I built the attached CD rack about 3 years ago, before I had fancy tools. Basically, I used my (old) faithful Makita benchtop TS, a Micky Mouse bandsaw (or was that Fisher-Price) an old craftsman router and a cordless drill.
Not much in the way of 'fancy' joinery, mostly glued and screwed together, with the screw holes plugged. (For years, that was my hallmark, matching (screw) plugs to the surrounding wood grain).
The case is all pine, about 42" wide by 26" tall overall, has three drawers in the front, with two 'hidden compartments' located between each pair of drawers. Total running CD space is about 10 feet.
I guess the whole point of this thread is: you don't necessarily need 'the best of the best in woodworking tools' to produce acceptable projects. It was fun to build, and now resides in a friends house.
When I was a kid I would spend the summers with my grandparents in southeast Oklahoma. Each summer I added a floor to my treehouse. By the time it was finished it had 7 seven floors or platforms, including one on the ground (accessible only from above!). Southeast Oklahoma has wonderful trees and the pine sawmills were my candy store.
Out hopuse has a 2nd floor deck nestled in some oaks and looks out over the backyard and the golf course. Someday I'm going to build all pine furniture for this part of the house and remember the happiest days of my childhood, the smell of fresh sawed pine and sitting in trees.

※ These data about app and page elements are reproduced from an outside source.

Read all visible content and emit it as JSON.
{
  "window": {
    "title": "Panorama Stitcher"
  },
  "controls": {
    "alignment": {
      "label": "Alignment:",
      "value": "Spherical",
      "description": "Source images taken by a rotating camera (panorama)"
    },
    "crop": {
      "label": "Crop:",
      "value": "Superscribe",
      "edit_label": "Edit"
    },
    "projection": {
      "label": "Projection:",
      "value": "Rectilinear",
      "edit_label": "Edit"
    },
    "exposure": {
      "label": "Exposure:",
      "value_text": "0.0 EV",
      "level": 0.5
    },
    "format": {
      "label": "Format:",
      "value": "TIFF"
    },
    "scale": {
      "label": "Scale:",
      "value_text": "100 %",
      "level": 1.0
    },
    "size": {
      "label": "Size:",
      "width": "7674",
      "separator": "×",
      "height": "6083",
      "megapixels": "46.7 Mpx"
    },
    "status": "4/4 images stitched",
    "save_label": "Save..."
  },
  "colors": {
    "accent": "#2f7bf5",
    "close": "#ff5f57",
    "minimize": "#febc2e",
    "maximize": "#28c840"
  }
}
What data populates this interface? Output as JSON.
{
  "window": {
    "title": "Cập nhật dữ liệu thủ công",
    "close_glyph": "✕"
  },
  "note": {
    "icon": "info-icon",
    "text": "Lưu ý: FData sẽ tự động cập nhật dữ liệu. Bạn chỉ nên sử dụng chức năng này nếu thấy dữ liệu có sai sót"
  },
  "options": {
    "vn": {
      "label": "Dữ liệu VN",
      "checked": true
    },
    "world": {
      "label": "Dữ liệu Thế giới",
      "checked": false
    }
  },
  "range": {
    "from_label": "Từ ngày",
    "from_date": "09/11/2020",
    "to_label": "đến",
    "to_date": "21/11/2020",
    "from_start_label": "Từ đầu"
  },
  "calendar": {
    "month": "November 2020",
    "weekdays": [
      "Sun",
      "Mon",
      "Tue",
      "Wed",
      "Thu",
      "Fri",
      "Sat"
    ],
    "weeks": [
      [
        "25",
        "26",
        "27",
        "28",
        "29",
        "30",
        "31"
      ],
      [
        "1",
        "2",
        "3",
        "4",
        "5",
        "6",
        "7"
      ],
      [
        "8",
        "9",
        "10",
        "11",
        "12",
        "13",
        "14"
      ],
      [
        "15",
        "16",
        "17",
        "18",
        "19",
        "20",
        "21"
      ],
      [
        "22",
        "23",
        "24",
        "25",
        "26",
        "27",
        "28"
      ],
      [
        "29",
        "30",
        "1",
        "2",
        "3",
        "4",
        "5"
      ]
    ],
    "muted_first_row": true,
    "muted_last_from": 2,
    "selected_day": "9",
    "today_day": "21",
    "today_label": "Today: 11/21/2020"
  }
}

I'd give my eye teeth for some honest to goodness cherry, or rock maple, walnut, or anything akin to real hardwood.
I use pine out of necessity. Because it's cheap, and it's available. Over the course of the past 6 years of 'renovating' (a never ending project) I've introduced a ton (tonne for our metric friends) of pine to the interior of the house. All interior window sashes, frames and sills are natural pine, kitchen cupboards and wainscotting, ceiling in the family room and (informal) dining room. Baseboard trim and stairs (both treads and handrails) are in hemlock (the poor man's oak) and a few things here and there in yellow cedar. Over time, they all end up with much the same patina, a nice, warm, honey flavored color that give the place a country feel. I kinda like it :)